Posts Tagged ‘u.s. housing market’

U.S. Housing Market Remains Weak

May 29th, 2011 Comments off

The National Association of Realtors released its most current report on pending home sales; it was utterly dismal. April witnessed  a contraction from March of 11 percent;  year-on-year pending house purchases fell by 26.5 percent. It must be recalled that a year ago the U.S. housing market was already in feeble shape.

These numbers confirm that America’s residential housing market remains in pathetic condition. This massive share of U.S. economic activity, the faltering of which triggered the ongoing global financial and economic crisis, remains in pathetic condition. With no recovery in sight-and it must be recalled that housing is typically the leading edge of a real economic recovery from a deep recession, there is no clear path towards healthy economic metrics. This sobering statistic, in conjunction with other tepid economic indicators, including a weak employment market, highlights the fragility of the U.S. economy. At this point, it is only massive government deficits, projected at more than $1.6 trillion for the current fiscal year, that has prevented a continued massive contraction in overall economic performance in America. And, as I have pointed out before, massive public debt is no viable strategy for creating long-term sustainable economic growth.

U.S. Housing Market Continues To Be An Economic Disaster

March 3rd, 2011 Comments off

Ground zero of the global financial and economic crisis of 2008, the collapse of the U.S. residential housing market, remains in critical condition. Despite trillions of dollars in public debt utilized as a backstop for the mortgage industry and gimmicks like tax credits for new home purchasers, the stream of date shows that the overarching trend in the United States is continuing home price deflation, as a rising proportion of outstanding mortgages  are under water.

One recent survey indicates that in January of this year 27 percent of all American mortgages were under water (balance of mortgage exceeds market value of home),compared with 20 percent in August 2010. The National Association of Realtors Pending Home Sales Index most recently has tracked downward movement on home sales, and prices in most parts of the United States continue to decline.

With a weak housing market in the U.S. seemingly immune to massive injections of borrowed public money, no wonder Fed Chairman Ben Bernanke is printing money like a crazy man on LSD. His most recent bout of quantitative easing does not seem to have stimulated the domestic housing market at all, though it has pumped up the Dow Jones index to absurd ratios of price to earnings. However, as 2008 demonstrated the centrality of housing to the U.S. economy and not its hyperbolic stock market, the continuing weakness in this core sector does not bode well for a sustained recovery, both in America and throughout the global economy.

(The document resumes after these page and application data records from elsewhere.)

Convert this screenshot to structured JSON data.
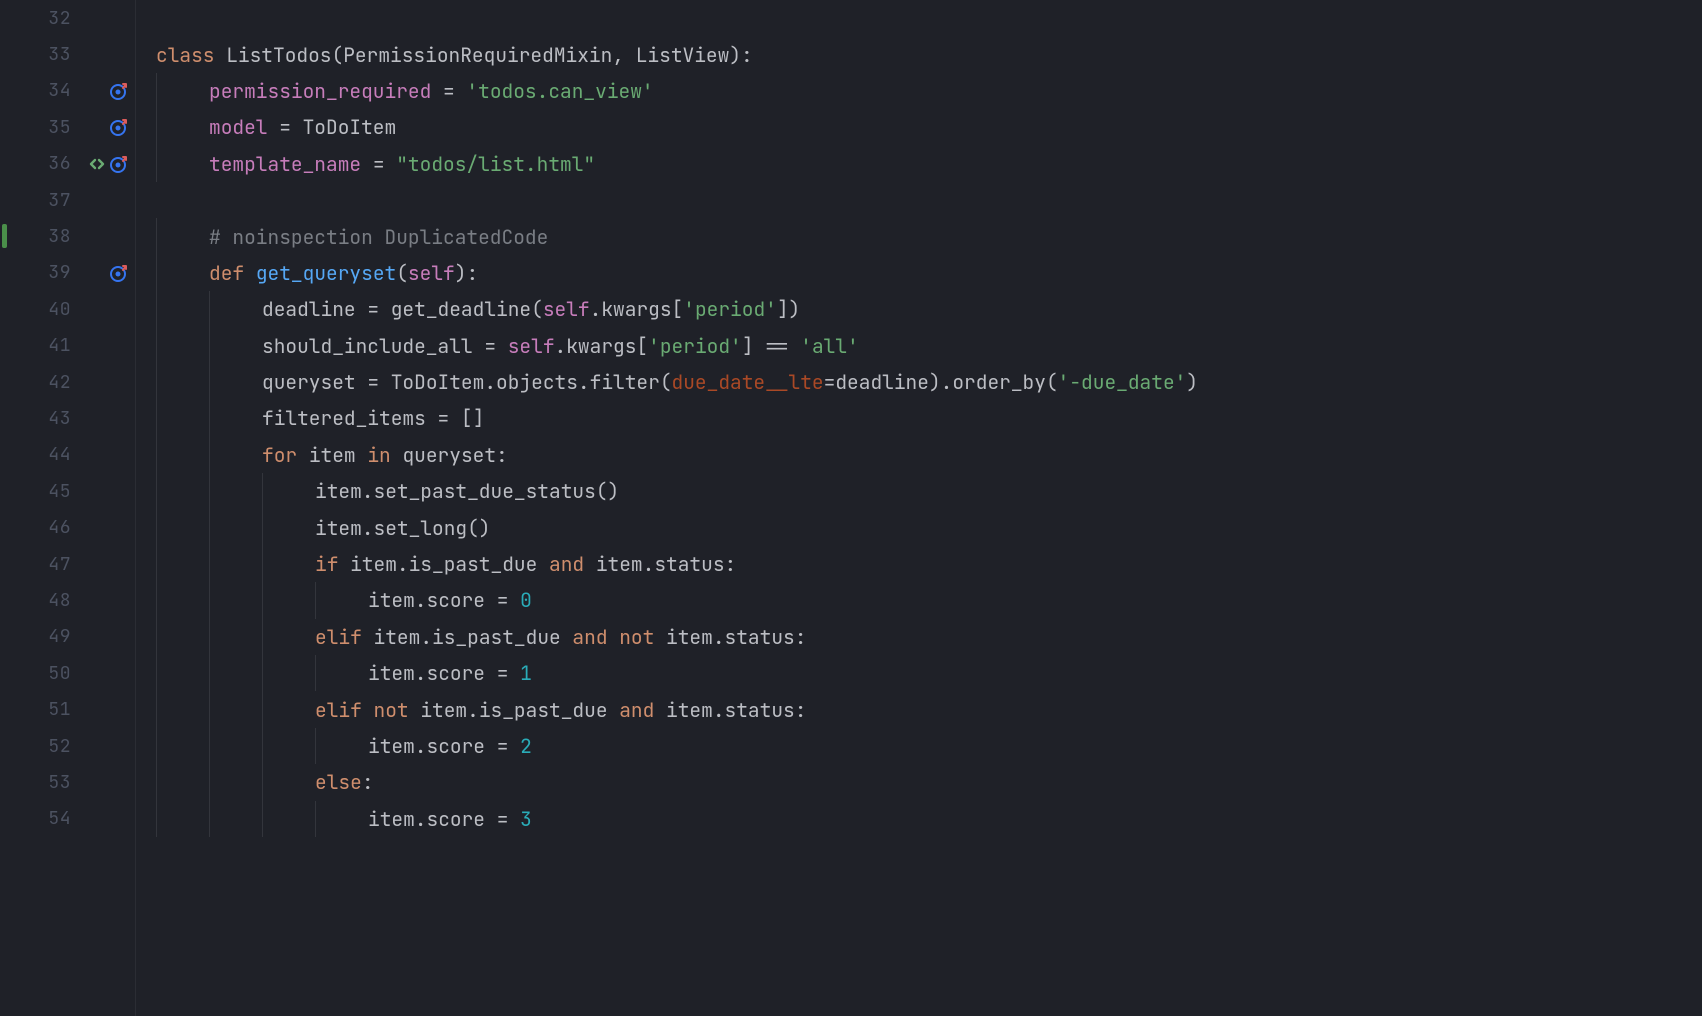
{
  "colors": {
    "background": "#1f2128",
    "keyword": "#cf8e6d",
    "string": "#6aab73",
    "number": "#2aacb8",
    "default": "#bcbec4",
    "function": "#56a8f5",
    "self": "#c77dbb",
    "comment": "#7a7e85",
    "kwarg_name": "#aa4926"
  },
  "gutter": {
    "lines": [
      {
        "n": "32",
        "icons": []
      },
      {
        "n": "33",
        "icons": []
      },
      {
        "n": "34",
        "icons": [
          "override"
        ]
      },
      {
        "n": "35",
        "icons": [
          "override"
        ]
      },
      {
        "n": "36",
        "icons": [
          "nav",
          "override"
        ]
      },
      {
        "n": "37",
        "icons": []
      },
      {
        "n": "38",
        "icons": [],
        "change": true
      },
      {
        "n": "39",
        "icons": [
          "override"
        ]
      },
      {
        "n": "40",
        "icons": []
      },
      {
        "n": "41",
        "icons": []
      },
      {
        "n": "42",
        "icons": []
      },
      {
        "n": "43",
        "icons": []
      },
      {
        "n": "44",
        "icons": []
      },
      {
        "n": "45",
        "icons": []
      },
      {
        "n": "46",
        "icons": []
      },
      {
        "n": "47",
        "icons": []
      },
      {
        "n": "48",
        "icons": []
      },
      {
        "n": "49",
        "icons": []
      },
      {
        "n": "50",
        "icons": []
      },
      {
        "n": "51",
        "icons": []
      },
      {
        "n": "52",
        "icons": []
      },
      {
        "n": "53",
        "icons": []
      },
      {
        "n": "54",
        "icons": []
      }
    ]
  },
  "source": {
    "lines": [
      [],
      [
        {
          "t": "class ",
          "c": "kw-orange"
        },
        {
          "t": "ListTodos",
          "c": "id"
        },
        {
          "t": "(",
          "c": "paren"
        },
        {
          "t": "PermissionRequiredMixin",
          "c": "id"
        },
        {
          "t": ", ",
          "c": "id"
        },
        {
          "t": "ListView",
          "c": "id"
        },
        {
          "t": ")",
          "c": "paren"
        },
        {
          "t": ":",
          "c": "id"
        }
      ],
      [
        {
          "t": "    ",
          "c": ""
        },
        {
          "t": "permission_required ",
          "c": "purple"
        },
        {
          "t": "= ",
          "c": "op"
        },
        {
          "t": "'todos.can_view'",
          "c": "str"
        }
      ],
      [
        {
          "t": "    ",
          "c": ""
        },
        {
          "t": "model ",
          "c": "purple"
        },
        {
          "t": "= ",
          "c": "op"
        },
        {
          "t": "ToDoItem",
          "c": "id"
        }
      ],
      [
        {
          "t": "    ",
          "c": ""
        },
        {
          "t": "template_name ",
          "c": "purple"
        },
        {
          "t": "= ",
          "c": "op"
        },
        {
          "t": "\"todos/list.html\"",
          "c": "str"
        }
      ],
      [],
      [
        {
          "t": "    ",
          "c": ""
        },
        {
          "t": "# noinspection DuplicatedCode",
          "c": "comment"
        }
      ],
      [
        {
          "t": "    ",
          "c": ""
        },
        {
          "t": "def ",
          "c": "kw-orange"
        },
        {
          "t": "get_queryset",
          "c": "fn-def"
        },
        {
          "t": "(",
          "c": "paren"
        },
        {
          "t": "self",
          "c": "purple"
        },
        {
          "t": ")",
          "c": "paren"
        },
        {
          "t": ":",
          "c": "id"
        }
      ],
      [
        {
          "t": "        ",
          "c": ""
        },
        {
          "t": "deadline ",
          "c": "id"
        },
        {
          "t": "= ",
          "c": "op"
        },
        {
          "t": "get_deadline",
          "c": "id"
        },
        {
          "t": "(",
          "c": "paren"
        },
        {
          "t": "self",
          "c": "purple"
        },
        {
          "t": ".kwargs[",
          "c": "id"
        },
        {
          "t": "'period'",
          "c": "str"
        },
        {
          "t": "])",
          "c": "id"
        }
      ],
      [
        {
          "t": "        ",
          "c": ""
        },
        {
          "t": "should_include_all ",
          "c": "id"
        },
        {
          "t": "= ",
          "c": "op"
        },
        {
          "t": "self",
          "c": "purple"
        },
        {
          "t": ".kwargs[",
          "c": "id"
        },
        {
          "t": "'period'",
          "c": "str"
        },
        {
          "t": "] == ",
          "c": "id"
        },
        {
          "t": "'all'",
          "c": "str"
        }
      ],
      [
        {
          "t": "        ",
          "c": ""
        },
        {
          "t": "queryset ",
          "c": "id"
        },
        {
          "t": "= ",
          "c": "op"
        },
        {
          "t": "ToDoItem.objects.filter(",
          "c": "id"
        },
        {
          "t": "due_date__lte",
          "c": "kwarg2"
        },
        {
          "t": "=deadline).order_by(",
          "c": "id"
        },
        {
          "t": "'-due_date'",
          "c": "str"
        },
        {
          "t": ")",
          "c": "id"
        }
      ],
      [
        {
          "t": "        ",
          "c": ""
        },
        {
          "t": "filtered_items ",
          "c": "id"
        },
        {
          "t": "= ",
          "c": "op"
        },
        {
          "t": "[]",
          "c": "id"
        }
      ],
      [
        {
          "t": "        ",
          "c": ""
        },
        {
          "t": "for ",
          "c": "kw-orange"
        },
        {
          "t": "item ",
          "c": "id"
        },
        {
          "t": "in ",
          "c": "kw-orange"
        },
        {
          "t": "queryset:",
          "c": "id"
        }
      ],
      [
        {
          "t": "            ",
          "c": ""
        },
        {
          "t": "item.set_past_due_status()",
          "c": "id"
        }
      ],
      [
        {
          "t": "            ",
          "c": ""
        },
        {
          "t": "item.set_long()",
          "c": "id"
        }
      ],
      [
        {
          "t": "            ",
          "c": ""
        },
        {
          "t": "if ",
          "c": "kw-orange"
        },
        {
          "t": "item.is_past_due ",
          "c": "id"
        },
        {
          "t": "and ",
          "c": "kw-orange"
        },
        {
          "t": "item.status:",
          "c": "id"
        }
      ],
      [
        {
          "t": "                ",
          "c": ""
        },
        {
          "t": "item.score ",
          "c": "id"
        },
        {
          "t": "= ",
          "c": "op"
        },
        {
          "t": "0",
          "c": "num"
        }
      ],
      [
        {
          "t": "            ",
          "c": ""
        },
        {
          "t": "elif ",
          "c": "kw-orange"
        },
        {
          "t": "item.is_past_due ",
          "c": "id"
        },
        {
          "t": "and not ",
          "c": "kw-orange"
        },
        {
          "t": "item.status:",
          "c": "id"
        }
      ],
      [
        {
          "t": "                ",
          "c": ""
        },
        {
          "t": "item.score ",
          "c": "id"
        },
        {
          "t": "= ",
          "c": "op"
        },
        {
          "t": "1",
          "c": "num"
        }
      ],
      [
        {
          "t": "            ",
          "c": ""
        },
        {
          "t": "elif not ",
          "c": "kw-orange"
        },
        {
          "t": "item.is_past_due ",
          "c": "id"
        },
        {
          "t": "and ",
          "c": "kw-orange"
        },
        {
          "t": "item.status:",
          "c": "id"
        }
      ],
      [
        {
          "t": "                ",
          "c": ""
        },
        {
          "t": "item.score ",
          "c": "id"
        },
        {
          "t": "= ",
          "c": "op"
        },
        {
          "t": "2",
          "c": "num"
        }
      ],
      [
        {
          "t": "            ",
          "c": ""
        },
        {
          "t": "else",
          "c": "kw-orange"
        },
        {
          "t": ":",
          "c": "id"
        }
      ],
      [
        {
          "t": "                ",
          "c": ""
        },
        {
          "t": "item.score ",
          "c": "id"
        },
        {
          "t": "= ",
          "c": "op"
        },
        {
          "t": "3",
          "c": "num"
        }
      ]
    ]
  }
}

U.S. Housing Market Remains in Deep Slump

June 17th, 2010 Comments off

The U.S. Commerce Department released figures for housing starts for May 2010, and they were far worse than projected by economists. They plunged 10%, representing a seasonally adjusted annual rate of 593,000 housing starts, versus  659,000 for April. The decline in single family dwelling starts was 17%, the worst contraction since 1991.

The minor uplift in housing starts over the past several months was due entirely to government funded tax credits, paid for with borrowed money. With these short-term gimmicks now being phased out, the organic weakness in the American housing market can no longer be obscured. It must be recalled that the trigger for the current global economic crisis was the collapse of the sub-prime residential housing market in the United States. With worsening public deficits forcing governments to phase out artificial props for a fractured housing industry, we are now seeing adjustable rate, near prime and prime mortgages going into default, not only in the U.S. but throughout the world. This will all serve to undermine what has thus far passed for an anaemic recovery from the worst economic downturn since the Great Depression of the 1930s.